The second count is even more important: these people are not merely deprived of “things,” they live in a deprived culture. And the deprivation of that culture comes from *drum roll* people who hold the opinions of this article. 

Somewhere along the line, economic theory become a cultural and political attachment. “Free market capitalism,” is no longer just an idealized system of economic structure, but a faith, a way of life and being. Fervent individualism and competition tears down the support structure of an honest, open society; in a word that the right seems to misunderstand and fear, it destroys “collectivism”.

Collectivism is a matter of culture; it is not an economic philosophy (in other words, it’s not socialism). But like I said, the lines between economics, culture and politics have been blurred (mostly because of the Cold War; I can elaborate on that later if anyone wants, but i doubt people read this lol), so a cultural orientation of the collective good, things that foster interpersonal connection, pride and functioning society are battling against the cultural off-shoot of an economic religion. 

It not only makes no sense, it’s destructive of society.
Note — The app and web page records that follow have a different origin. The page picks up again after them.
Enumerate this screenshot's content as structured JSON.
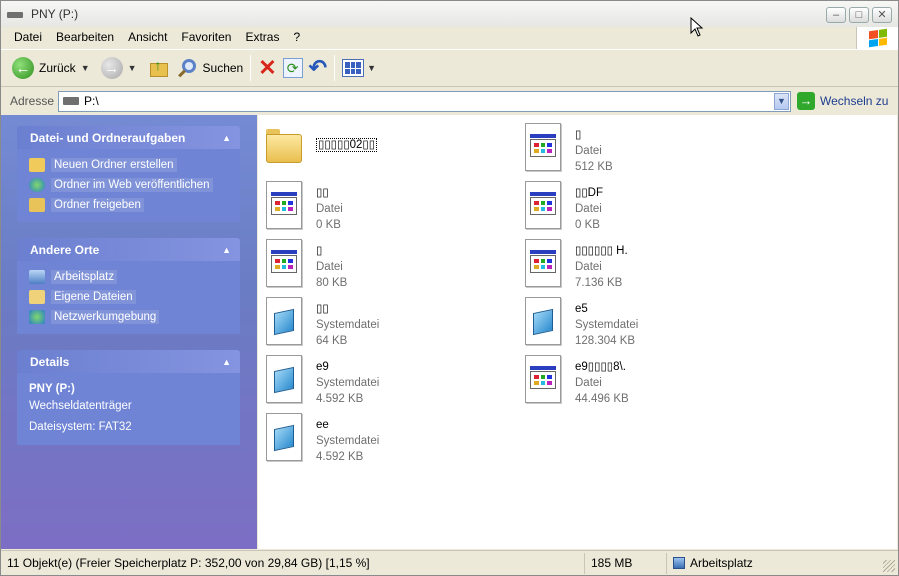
{
  "window": {
    "title": "PNY (P:)",
    "controls": [
      "minimize",
      "maximize",
      "close"
    ]
  },
  "menu": [
    "Datei",
    "Bearbeiten",
    "Ansicht",
    "Favoriten",
    "Extras",
    "?"
  ],
  "toolbar": {
    "back_label": "Zurück",
    "search_label": "Suchen"
  },
  "address": {
    "label": "Adresse",
    "value": "P:\\",
    "go_label": "Wechseln zu"
  },
  "taskpane": {
    "tasks": {
      "title": "Datei- und Ordneraufgaben",
      "items": [
        "Neuen Ordner erstellen",
        "Ordner im Web veröffentlichen",
        "Ordner freigeben"
      ]
    },
    "places": {
      "title": "Andere Orte",
      "items": [
        "Arbeitsplatz",
        "Eigene Dateien",
        "Netzwerkumgebung"
      ]
    },
    "details": {
      "title": "Details",
      "name": "PNY (P:)",
      "type": "Wechseldatenträger",
      "filesystem": "Dateisystem: FAT32"
    }
  },
  "files": [
    {
      "name": "▯▯▯▯▯02▯▯",
      "type": "",
      "size": "",
      "icon": "folder-icon"
    },
    {
      "name": "▯",
      "type": "Datei",
      "size": "512 KB",
      "icon": "file-icon"
    },
    {
      "name": "▯▯",
      "type": "Datei",
      "size": "0 KB",
      "icon": "file-icon"
    },
    {
      "name": "▯▯DF",
      "type": "Datei",
      "size": "0 KB",
      "icon": "file-icon"
    },
    {
      "name": "▯",
      "type": "Datei",
      "size": "80 KB",
      "icon": "file-icon"
    },
    {
      "name": "▯▯▯▯▯▯ H.",
      "type": "Datei",
      "size": "7.136 KB",
      "icon": "file-icon"
    },
    {
      "name": "▯▯",
      "type": "Systemdatei",
      "size": "64 KB",
      "icon": "system-file-icon"
    },
    {
      "name": "e5",
      "type": "Systemdatei",
      "size": "128.304 KB",
      "icon": "system-file-icon"
    },
    {
      "name": "e9",
      "type": "Systemdatei",
      "size": "4.592 KB",
      "icon": "system-file-icon"
    },
    {
      "name": "e9▯▯▯▯8\\.",
      "type": "Datei",
      "size": "44.496 KB",
      "icon": "file-icon"
    },
    {
      "name": "ee",
      "type": "Systemdatei",
      "size": "4.592 KB",
      "icon": "system-file-icon"
    }
  ],
  "status": {
    "objects": "11 Objekt(e) (Freier Speicherplatz P: 352,00 von 29,84 GB) [1,15 %]",
    "size": "185 MB",
    "location": "Arbeitsplatz"
  }
}
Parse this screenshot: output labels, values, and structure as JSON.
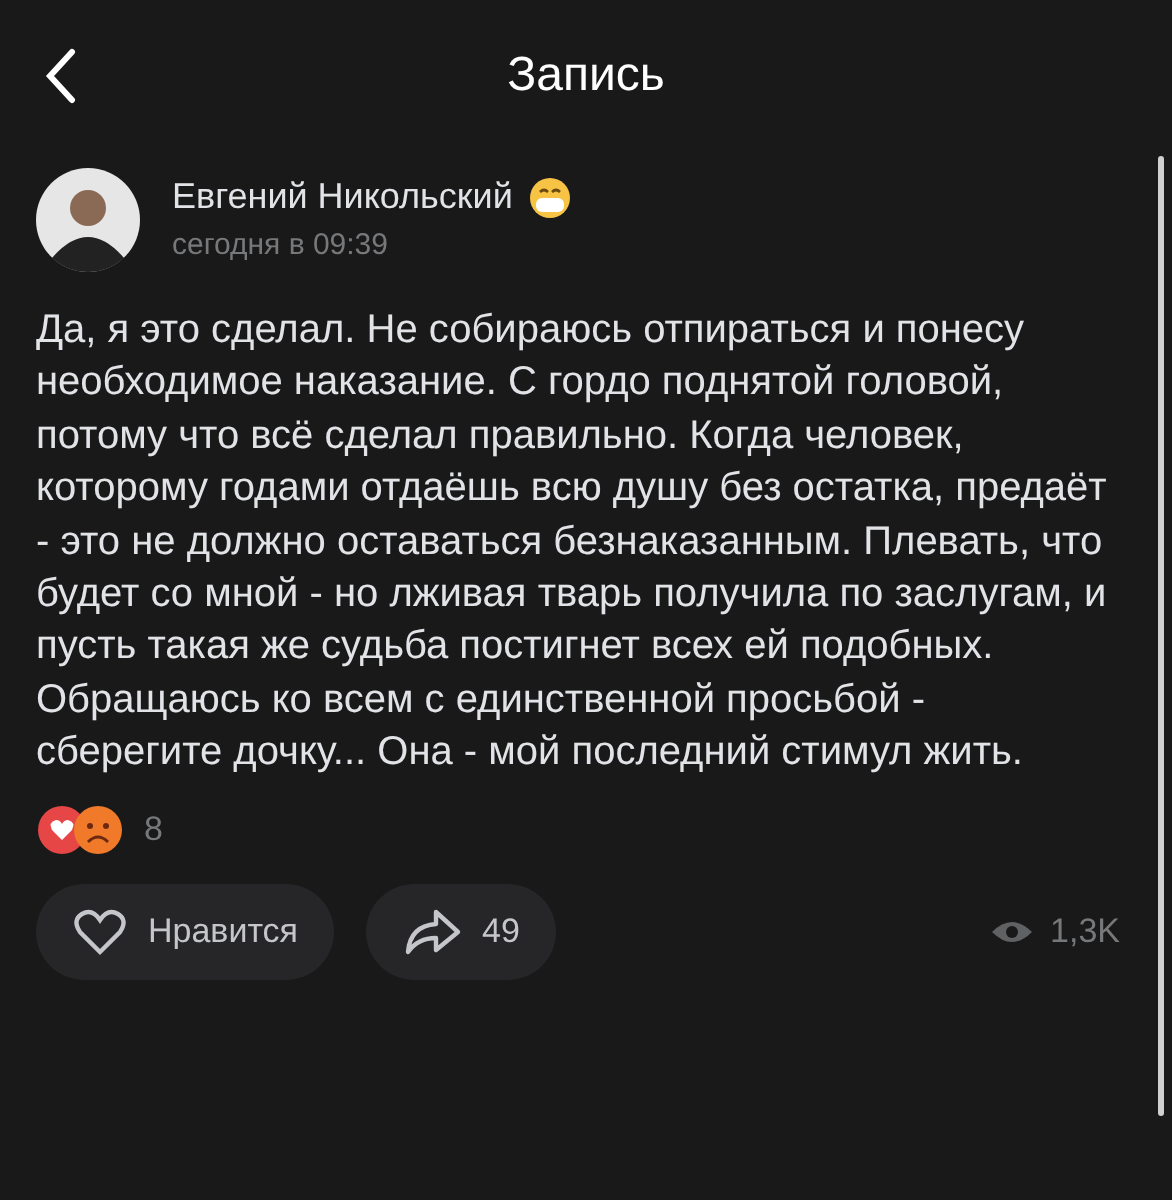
{
  "header": {
    "title": "Запись"
  },
  "post": {
    "author": "Евгений Никольский",
    "time": "сегодня в 09:39",
    "text": "Да, я это сделал. Не собираюсь отпираться и понесу необходимое наказание. С гордо поднятой головой, потому что всё сделал правильно. Когда человек, которому годами отдаёшь всю душу без остатка, предаёт - это не должно оставаться безнаказанным. Плевать, что будет со мной - но лживая тварь получила по заслугам, и пусть такая же судьба постигнет всех ей подобных. Обращаюсь ко всем с единственной просьбой - сберегите дочку... Она - мой последний стимул жить.",
    "reactions_count": "8"
  },
  "actions": {
    "like": "Нравится",
    "shares": "49",
    "views": "1,3K"
  }
}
It’s not that surprising there are riots in a society that places the individual’s desires and wants on a pedestal and demonizes anything that would consider elevating society or groups as a whole. 

To be clear, this doesn’t excuse individuals from responsibility. But it certainly explains a lot. And I find it funny (in sad way) that the prescription the author has is simply more of the problem. Nonprofits, volunteerism, service: those things build the social fabric that the cultural offshoots of unrestrained capitalism destroy.